/should/ coexist with L4S traffic in the other queue. See Koen's recent 
about this.

There would be nothing to stop someone designing a variant of BBR that 
coexisted in the L4S queue with Scalable CCs like DCTCP (the point being 
that if the bottleneck was not DualQ it would keep delay low and if if 
the bottleneck was DualQ it would benefit even more from the lower 
queuing delay there). However, it would have to be a bit more careful 
about its whole round trip of queue probing, to avoid increasing the 
delay in the L4S queue. You'll see that I suggested to Neil Cardwell 
that they consider probing with a few packets rather than a whole 
window, e.g. the chirping 
<> technique that Mirja 
and I looked into back in 2010 was designed to find the same knee 
between rate increase and delay increase, with far fewer packets. I 
thought of a better way of using chirping a few weeks ago, so I will be 
returning to that too.

*There is no statement that all L4S cc's MUST adhere to a 1/p rule. The 
L4S ID draft says:
   "The inverse proportionality requirement above is worded
    as a 'SHOULD' rather than a 'MUST' to allow reasonable flexibility
    when defining these specifications."

I hope that 'SHOULD' is fuzzy enough - I suspect adding more words would 
make it less fuzzy. But I would welcome wording to make it even more 
fuzzy if you would like to engage in wordsmithing.

Nonetheless, we are trying to steer a path between a rock and a hard 
place. Because, to shift to a much calmer waters beyond the rocks, we 
have to define some number to relate L4S to Classic. I am wary because 
when ECN was specified, there were attempts to define ECN as different 
to drop. However, ECN originally ended up "the same as drop" because 
no-one could muster enough backing behind any particular number to 
relate the two, so the number '1' won by default (ie. ECN = 1 * drop^1 ).


{Note 1} I have never got a good answer to my questions on aqm@ietf as 
to why a sqrt that controls the shrinkage of the spacing between dropped 
packets has something to do with the steady state law of Reno, 
particularly because the law leads to linear growth in p over time.

{Note 2} Actually, I don't believe PIE would work that well with Cubic 
at v high BDP, once it was far from Reno-friendly, but that's only 
intuition from the stability analysis, not from actual testing.

{Note 3} Indeed, at the moment, when DCTCP is on its own in the L4S 
queue of the DualQ AQM as coded now, it hits up against a step 
threshold, which makes it behave as 1/p^2, not 1/p. For now, that's just 
because we didn't want to change too much about DCTCP at one time. But 
it's also got some nice properties. This will all need to be discussed 
as the DualQ AQM is specified more deeply.

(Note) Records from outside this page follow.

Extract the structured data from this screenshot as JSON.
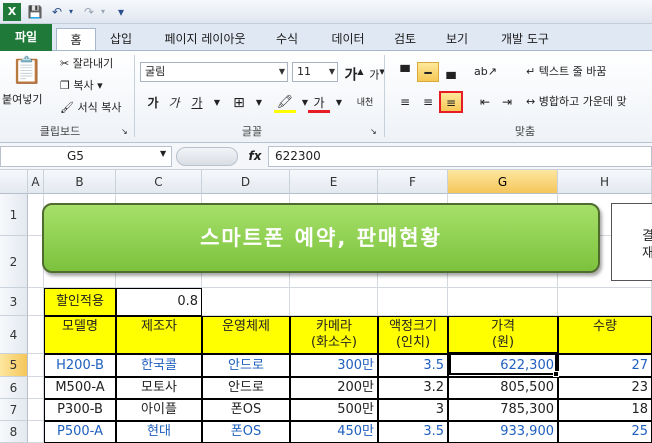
{
  "qat": {
    "dropdown_glyph": "▾"
  },
  "tabs": [
    {
      "label": "파일"
    },
    {
      "label": "홈"
    },
    {
      "label": "삽입"
    },
    {
      "label": "페이지 레이아웃"
    },
    {
      "label": "수식"
    },
    {
      "label": "데이터"
    },
    {
      "label": "검토"
    },
    {
      "label": "보기"
    },
    {
      "label": "개발 도구"
    }
  ],
  "ribbon": {
    "clipboard": {
      "paste": "붙여넣기",
      "cut": "잘라내기",
      "copy": "복사 ▾",
      "format_painter": "서식 복사",
      "label": "클립보드"
    },
    "font": {
      "font_name": "굴림",
      "font_size": "11",
      "grow": "가",
      "shrink": "가",
      "bold": "가",
      "italic": "가",
      "underline": "가",
      "font_color_glyph": "가",
      "phonetic": "내천",
      "label": "글꼴"
    },
    "alignment": {
      "wrap_text": "텍스트 줄 바꿈",
      "merge_center": "병합하고 가운데 맞",
      "label": "맞춤"
    },
    "colors": {
      "accent": "#1f7a3a",
      "highlight": "#f6c856",
      "callout": "#e81c24"
    }
  },
  "formula_bar": {
    "name_box": "G5",
    "fx": "fx",
    "formula": "622300"
  },
  "grid": {
    "columns": [
      "A",
      "B",
      "C",
      "D",
      "E",
      "F",
      "G",
      "H"
    ],
    "rows": [
      "1",
      "2",
      "3",
      "4",
      "5",
      "6",
      "7",
      "8"
    ],
    "title": "스마트폰 예약, 판매현황",
    "side_box": [
      "결",
      "재"
    ],
    "discount_label": "할인적용",
    "discount_value": "0.8",
    "headers": [
      "모델명",
      "제조자",
      "운영체제",
      "카메라\n(화소수)",
      "액정크기\n(인치)",
      "가격\n(원)",
      "수량"
    ],
    "data": [
      [
        "H200-B",
        "한국콜",
        "안드로",
        "300만",
        "3.5",
        "622,300",
        "27"
      ],
      [
        "M500-A",
        "모토사",
        "안드로",
        "200만",
        "3.2",
        "805,500",
        "23"
      ],
      [
        "P300-B",
        "아이플",
        "폰OS",
        "500만",
        "3",
        "785,300",
        "18"
      ],
      [
        "P500-A",
        "현대",
        "폰OS",
        "450만",
        "3.5",
        "933,900",
        "25"
      ]
    ],
    "blue_rows": [
      0,
      3
    ]
  }
}
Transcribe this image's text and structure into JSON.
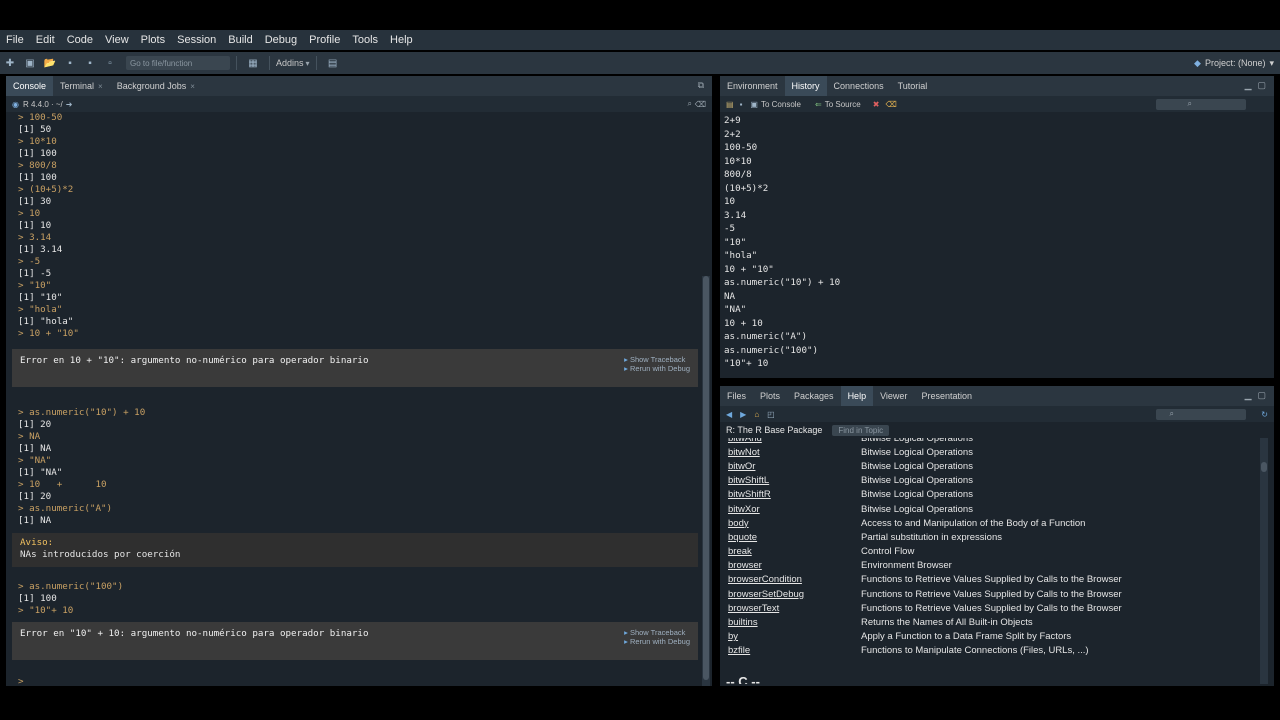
{
  "menu": [
    "File",
    "Edit",
    "Code",
    "View",
    "Plots",
    "Session",
    "Build",
    "Debug",
    "Profile",
    "Tools",
    "Help"
  ],
  "toolbar": {
    "goto_placeholder": "Go to file/function",
    "addins": "Addins",
    "project": "Project: (None)"
  },
  "console_pane": {
    "tabs": [
      "Console",
      "Terminal",
      "Background Jobs"
    ],
    "r_version": "R 4.4.0 · ~/",
    "lines_top": [
      {
        "t": "cmd",
        "v": "> 100-50"
      },
      {
        "t": "out",
        "v": "[1] 50"
      },
      {
        "t": "cmd",
        "v": "> 10*10"
      },
      {
        "t": "out",
        "v": "[1] 100"
      },
      {
        "t": "cmd",
        "v": "> 800/8"
      },
      {
        "t": "out",
        "v": "[1] 100"
      },
      {
        "t": "cmd",
        "v": "> (10+5)*2"
      },
      {
        "t": "out",
        "v": "[1] 30"
      },
      {
        "t": "cmd",
        "v": "> 10"
      },
      {
        "t": "out",
        "v": "[1] 10"
      },
      {
        "t": "cmd",
        "v": "> 3.14"
      },
      {
        "t": "out",
        "v": "[1] 3.14"
      },
      {
        "t": "cmd",
        "v": "> -5"
      },
      {
        "t": "out",
        "v": "[1] -5"
      },
      {
        "t": "cmd",
        "v": "> \"10\""
      },
      {
        "t": "out",
        "v": "[1] \"10\""
      },
      {
        "t": "cmd",
        "v": "> \"hola\""
      },
      {
        "t": "out",
        "v": "[1] \"hola\""
      },
      {
        "t": "cmd",
        "v": "> 10 + \"10\""
      }
    ],
    "error1": "Error en 10 + \"10\": argumento no-numérico para operador binario",
    "traceback": "Show Traceback",
    "rerun": "Rerun with Debug",
    "lines_mid": [
      {
        "t": "cmd",
        "v": "> as.numeric(\"10\") + 10"
      },
      {
        "t": "out",
        "v": "[1] 20"
      },
      {
        "t": "cmd",
        "v": "> NA"
      },
      {
        "t": "out",
        "v": "[1] NA"
      },
      {
        "t": "cmd",
        "v": "> \"NA\""
      },
      {
        "t": "out",
        "v": "[1] \"NA\""
      },
      {
        "t": "cmd",
        "v": "> 10   +      10"
      },
      {
        "t": "out",
        "v": "[1] 20"
      },
      {
        "t": "cmd",
        "v": "> as.numeric(\"A\")"
      },
      {
        "t": "out",
        "v": "[1] NA"
      }
    ],
    "warning_title": "Aviso:",
    "warning_text": "NAs introducidos por coerción",
    "lines_bot": [
      {
        "t": "cmd",
        "v": "> as.numeric(\"100\")"
      },
      {
        "t": "out",
        "v": "[1] 100"
      },
      {
        "t": "cmd",
        "v": "> \"10\"+ 10"
      }
    ],
    "error2": "Error en \"10\" + 10: argumento no-numérico para operador binario",
    "prompt": ">"
  },
  "history_pane": {
    "tabs": [
      "Environment",
      "History",
      "Connections",
      "Tutorial"
    ],
    "to_console": "To Console",
    "to_source": "To Source",
    "items": [
      "2+9",
      "2+2",
      "100-50",
      "10*10",
      "800/8",
      "(10+5)*2",
      "10",
      "3.14",
      "-5",
      "\"10\"",
      "\"hola\"",
      "10 + \"10\"",
      "as.numeric(\"10\") + 10",
      "NA",
      "\"NA\"",
      "10 + 10",
      "as.numeric(\"A\")",
      "as.numeric(\"100\")",
      "\"10\"+ 10"
    ]
  },
  "help_pane": {
    "tabs": [
      "Files",
      "Plots",
      "Packages",
      "Help",
      "Viewer",
      "Presentation"
    ],
    "package_title": "R: The R Base Package",
    "find_in_topic": "Find in Topic",
    "rows": [
      {
        "fn": "bitwAnd",
        "desc": "Bitwise Logical Operations"
      },
      {
        "fn": "bitwNot",
        "desc": "Bitwise Logical Operations"
      },
      {
        "fn": "bitwOr",
        "desc": "Bitwise Logical Operations"
      },
      {
        "fn": "bitwShiftL",
        "desc": "Bitwise Logical Operations"
      },
      {
        "fn": "bitwShiftR",
        "desc": "Bitwise Logical Operations"
      },
      {
        "fn": "bitwXor",
        "desc": "Bitwise Logical Operations"
      },
      {
        "fn": "body",
        "desc": "Access to and Manipulation of the Body of a Function"
      },
      {
        "fn": "bquote",
        "desc": "Partial substitution in expressions"
      },
      {
        "fn": "break",
        "desc": "Control Flow"
      },
      {
        "fn": "browser",
        "desc": "Environment Browser"
      },
      {
        "fn": "browserCondition",
        "desc": "Functions to Retrieve Values Supplied by Calls to the Browser"
      },
      {
        "fn": "browserSetDebug",
        "desc": "Functions to Retrieve Values Supplied by Calls to the Browser"
      },
      {
        "fn": "browserText",
        "desc": "Functions to Retrieve Values Supplied by Calls to the Browser"
      },
      {
        "fn": "builtins",
        "desc": "Returns the Names of All Built-in Objects"
      },
      {
        "fn": "by",
        "desc": "Apply a Function to a Data Frame Split by Factors"
      },
      {
        "fn": "bzfile",
        "desc": "Functions to Manipulate Connections (Files, URLs, ...)"
      }
    ],
    "section": "-- C --"
  }
}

On 21/11/16 14:27, Bless, Roland (TM) wrote:
> Hi Bob and all,
> see below.
> Am 01.11.2016 um 01:02 schrieb Bob Briscoe:
>> A few people have been working away to specify and document all the
>> aspects of the new Low Latency, Low Loss, Scalable throughput (L4S)
>> service, which held a successful BoF in Berlin. As the decision was to
>> try to work across multiple WGs, I thought it would be useful to give ...
> Thanks for putting this together.
>>    * Dual Queue Coupled AQM
>>        o With Curvy RED for Linux (access available shortly)
>>        o With PI2 for Linux <> [*UPDATED*]
> I'll repeat my concerns that I already expressed at the L4S BOF in Berlin:
> While I agree that we probably need to separate low-delay congestion
> control schemes from traditional "queue-filling" congestion schemes,
> I strongly suggest to avoid putting a congestion control-specific
> coupling scheme into the network (a classic case for applying the
> "end-to-end arguments in system design").
> The current Dual queue coupled AQM proposal has got a coupling based on
> a congestion control specific dropping law p_C=(p_L/2)². So if
> congestion control schemes change then this coupling needs to be
> adapted. For example, the currently proposed scheme may fail if that
> vast majority of TCP traffic is using BBR other some other forthcoming
> CC scheme instead of Cubic, Reno, Compound etc. The same applies to
> draft-briscoe-tsvwg-ecn-l4s-id, section 2.5, where the dropping
> likelihood is defined.
> Regards,
>   Roland

Bob Briscoe